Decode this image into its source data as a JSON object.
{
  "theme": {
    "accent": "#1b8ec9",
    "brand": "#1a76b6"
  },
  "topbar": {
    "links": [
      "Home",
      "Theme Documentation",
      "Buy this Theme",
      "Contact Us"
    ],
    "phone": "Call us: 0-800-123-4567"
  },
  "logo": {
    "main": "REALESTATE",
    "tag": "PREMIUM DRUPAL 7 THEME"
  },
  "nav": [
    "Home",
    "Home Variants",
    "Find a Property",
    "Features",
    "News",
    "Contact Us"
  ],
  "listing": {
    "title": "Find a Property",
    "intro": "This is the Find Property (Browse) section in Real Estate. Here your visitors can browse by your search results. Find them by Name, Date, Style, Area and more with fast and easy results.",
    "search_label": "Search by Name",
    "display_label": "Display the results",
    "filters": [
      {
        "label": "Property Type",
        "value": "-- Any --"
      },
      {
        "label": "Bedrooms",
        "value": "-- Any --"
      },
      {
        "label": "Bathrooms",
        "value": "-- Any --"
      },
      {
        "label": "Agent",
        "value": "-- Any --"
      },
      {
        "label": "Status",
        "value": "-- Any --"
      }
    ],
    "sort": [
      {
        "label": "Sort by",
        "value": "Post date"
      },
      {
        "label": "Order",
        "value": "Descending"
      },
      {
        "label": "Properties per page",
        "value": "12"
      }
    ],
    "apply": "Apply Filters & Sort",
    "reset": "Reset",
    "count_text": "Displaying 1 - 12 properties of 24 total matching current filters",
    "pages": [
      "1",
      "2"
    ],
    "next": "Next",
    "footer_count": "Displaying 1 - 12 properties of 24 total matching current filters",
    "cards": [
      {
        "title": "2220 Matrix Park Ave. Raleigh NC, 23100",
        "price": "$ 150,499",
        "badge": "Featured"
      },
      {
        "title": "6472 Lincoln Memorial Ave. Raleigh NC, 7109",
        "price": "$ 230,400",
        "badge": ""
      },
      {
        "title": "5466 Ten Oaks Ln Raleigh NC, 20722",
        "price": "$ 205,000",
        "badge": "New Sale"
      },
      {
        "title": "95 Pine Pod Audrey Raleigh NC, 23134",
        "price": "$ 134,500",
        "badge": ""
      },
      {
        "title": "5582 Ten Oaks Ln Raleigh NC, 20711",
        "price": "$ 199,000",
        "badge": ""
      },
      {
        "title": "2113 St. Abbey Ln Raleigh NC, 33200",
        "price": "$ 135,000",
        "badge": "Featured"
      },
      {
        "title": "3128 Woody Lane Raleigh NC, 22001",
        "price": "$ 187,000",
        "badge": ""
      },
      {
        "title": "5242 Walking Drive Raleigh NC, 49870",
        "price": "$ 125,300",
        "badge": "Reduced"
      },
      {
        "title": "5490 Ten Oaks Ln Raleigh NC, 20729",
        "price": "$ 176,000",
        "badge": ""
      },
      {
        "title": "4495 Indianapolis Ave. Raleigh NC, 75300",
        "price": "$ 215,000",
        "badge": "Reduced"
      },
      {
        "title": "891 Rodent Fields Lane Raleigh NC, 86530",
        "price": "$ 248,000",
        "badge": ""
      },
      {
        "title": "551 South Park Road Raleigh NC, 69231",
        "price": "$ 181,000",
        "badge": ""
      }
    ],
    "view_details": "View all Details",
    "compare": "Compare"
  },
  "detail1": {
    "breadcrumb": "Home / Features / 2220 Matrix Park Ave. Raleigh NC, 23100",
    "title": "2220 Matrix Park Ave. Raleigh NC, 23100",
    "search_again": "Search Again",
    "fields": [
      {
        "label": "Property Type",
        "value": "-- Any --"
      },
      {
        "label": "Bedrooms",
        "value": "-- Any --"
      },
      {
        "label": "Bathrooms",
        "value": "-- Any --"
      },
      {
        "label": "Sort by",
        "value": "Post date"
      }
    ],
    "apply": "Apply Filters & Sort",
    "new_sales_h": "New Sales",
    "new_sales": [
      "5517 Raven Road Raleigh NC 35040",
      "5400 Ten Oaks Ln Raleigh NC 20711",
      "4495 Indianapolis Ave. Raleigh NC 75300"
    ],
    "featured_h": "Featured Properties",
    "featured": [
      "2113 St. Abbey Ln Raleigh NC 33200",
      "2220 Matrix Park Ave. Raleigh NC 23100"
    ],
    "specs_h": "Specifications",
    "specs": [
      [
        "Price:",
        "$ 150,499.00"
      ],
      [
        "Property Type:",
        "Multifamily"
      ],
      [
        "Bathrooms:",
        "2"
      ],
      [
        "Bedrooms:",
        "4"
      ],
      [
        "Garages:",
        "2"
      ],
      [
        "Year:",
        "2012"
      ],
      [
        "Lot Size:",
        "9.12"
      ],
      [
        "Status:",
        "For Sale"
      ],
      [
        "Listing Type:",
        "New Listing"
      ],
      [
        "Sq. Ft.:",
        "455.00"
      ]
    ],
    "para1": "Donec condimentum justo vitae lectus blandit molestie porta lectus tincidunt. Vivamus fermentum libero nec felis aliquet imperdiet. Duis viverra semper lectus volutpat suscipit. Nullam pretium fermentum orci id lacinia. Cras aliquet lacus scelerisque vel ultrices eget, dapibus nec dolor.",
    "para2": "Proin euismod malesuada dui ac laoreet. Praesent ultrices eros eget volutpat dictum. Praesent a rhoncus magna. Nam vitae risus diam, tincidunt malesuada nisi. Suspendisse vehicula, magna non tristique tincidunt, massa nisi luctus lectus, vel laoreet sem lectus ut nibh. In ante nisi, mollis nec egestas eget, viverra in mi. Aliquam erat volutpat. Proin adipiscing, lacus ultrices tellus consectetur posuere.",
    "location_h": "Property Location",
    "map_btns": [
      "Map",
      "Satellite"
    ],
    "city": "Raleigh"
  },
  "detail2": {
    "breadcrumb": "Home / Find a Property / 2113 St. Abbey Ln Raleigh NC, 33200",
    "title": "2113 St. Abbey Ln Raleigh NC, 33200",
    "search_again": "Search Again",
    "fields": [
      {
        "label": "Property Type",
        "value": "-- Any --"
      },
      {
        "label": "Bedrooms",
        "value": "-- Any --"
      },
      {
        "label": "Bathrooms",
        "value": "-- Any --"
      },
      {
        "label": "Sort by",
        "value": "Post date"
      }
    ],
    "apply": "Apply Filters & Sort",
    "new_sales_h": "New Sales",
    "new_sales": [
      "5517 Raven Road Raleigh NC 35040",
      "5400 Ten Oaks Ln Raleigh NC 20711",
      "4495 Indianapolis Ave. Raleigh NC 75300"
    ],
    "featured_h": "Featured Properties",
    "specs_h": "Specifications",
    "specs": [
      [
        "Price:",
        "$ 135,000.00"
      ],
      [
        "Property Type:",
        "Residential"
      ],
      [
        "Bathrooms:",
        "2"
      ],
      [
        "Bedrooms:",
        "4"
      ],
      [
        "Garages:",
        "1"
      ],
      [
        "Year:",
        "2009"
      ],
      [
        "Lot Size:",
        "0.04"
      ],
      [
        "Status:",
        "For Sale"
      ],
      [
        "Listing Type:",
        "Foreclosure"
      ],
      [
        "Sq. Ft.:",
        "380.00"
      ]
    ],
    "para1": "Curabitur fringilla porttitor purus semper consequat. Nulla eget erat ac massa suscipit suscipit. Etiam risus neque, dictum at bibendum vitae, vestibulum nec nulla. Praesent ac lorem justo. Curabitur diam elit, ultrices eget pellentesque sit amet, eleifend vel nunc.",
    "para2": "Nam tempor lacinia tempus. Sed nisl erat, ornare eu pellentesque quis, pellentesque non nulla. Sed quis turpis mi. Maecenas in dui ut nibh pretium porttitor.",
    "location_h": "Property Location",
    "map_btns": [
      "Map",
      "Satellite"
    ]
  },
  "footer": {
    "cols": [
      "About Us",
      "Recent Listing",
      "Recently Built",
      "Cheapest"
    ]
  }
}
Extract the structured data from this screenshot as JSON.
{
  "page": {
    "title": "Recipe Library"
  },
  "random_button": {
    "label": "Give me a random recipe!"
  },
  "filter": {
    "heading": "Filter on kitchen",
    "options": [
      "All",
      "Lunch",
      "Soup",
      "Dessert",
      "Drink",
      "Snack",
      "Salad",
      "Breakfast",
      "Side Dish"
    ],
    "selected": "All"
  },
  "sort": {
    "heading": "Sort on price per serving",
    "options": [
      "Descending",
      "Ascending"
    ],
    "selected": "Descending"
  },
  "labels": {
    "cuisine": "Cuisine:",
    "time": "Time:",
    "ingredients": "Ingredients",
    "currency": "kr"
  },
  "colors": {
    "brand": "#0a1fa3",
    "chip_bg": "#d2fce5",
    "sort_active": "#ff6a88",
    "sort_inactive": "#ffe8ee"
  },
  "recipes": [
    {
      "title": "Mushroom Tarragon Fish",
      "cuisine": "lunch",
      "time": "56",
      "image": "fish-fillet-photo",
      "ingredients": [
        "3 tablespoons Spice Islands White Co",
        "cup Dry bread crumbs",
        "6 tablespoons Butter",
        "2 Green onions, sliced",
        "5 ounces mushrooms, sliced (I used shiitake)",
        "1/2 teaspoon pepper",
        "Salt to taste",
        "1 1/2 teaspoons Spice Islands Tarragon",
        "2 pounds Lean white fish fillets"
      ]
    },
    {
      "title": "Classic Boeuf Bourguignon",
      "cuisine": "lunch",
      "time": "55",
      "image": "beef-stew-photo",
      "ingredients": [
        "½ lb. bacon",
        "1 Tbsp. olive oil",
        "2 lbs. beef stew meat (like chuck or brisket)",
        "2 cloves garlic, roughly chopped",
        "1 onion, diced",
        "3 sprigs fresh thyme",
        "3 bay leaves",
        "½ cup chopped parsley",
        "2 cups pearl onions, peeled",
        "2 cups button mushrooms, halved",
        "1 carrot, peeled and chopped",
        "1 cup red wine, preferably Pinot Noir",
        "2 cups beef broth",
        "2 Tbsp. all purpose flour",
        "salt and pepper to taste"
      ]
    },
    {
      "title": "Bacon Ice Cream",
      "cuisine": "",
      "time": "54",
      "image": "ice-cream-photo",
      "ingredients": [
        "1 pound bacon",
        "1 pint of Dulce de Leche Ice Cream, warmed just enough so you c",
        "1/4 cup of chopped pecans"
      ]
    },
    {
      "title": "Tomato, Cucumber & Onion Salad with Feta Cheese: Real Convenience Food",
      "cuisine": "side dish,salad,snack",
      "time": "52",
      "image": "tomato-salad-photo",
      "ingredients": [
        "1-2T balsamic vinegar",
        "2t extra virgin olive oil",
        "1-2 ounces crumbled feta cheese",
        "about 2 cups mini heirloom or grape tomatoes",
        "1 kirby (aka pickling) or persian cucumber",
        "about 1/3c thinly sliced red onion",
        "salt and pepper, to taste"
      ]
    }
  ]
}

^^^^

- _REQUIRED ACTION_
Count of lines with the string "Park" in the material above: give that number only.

- _ANSWER BOX_
5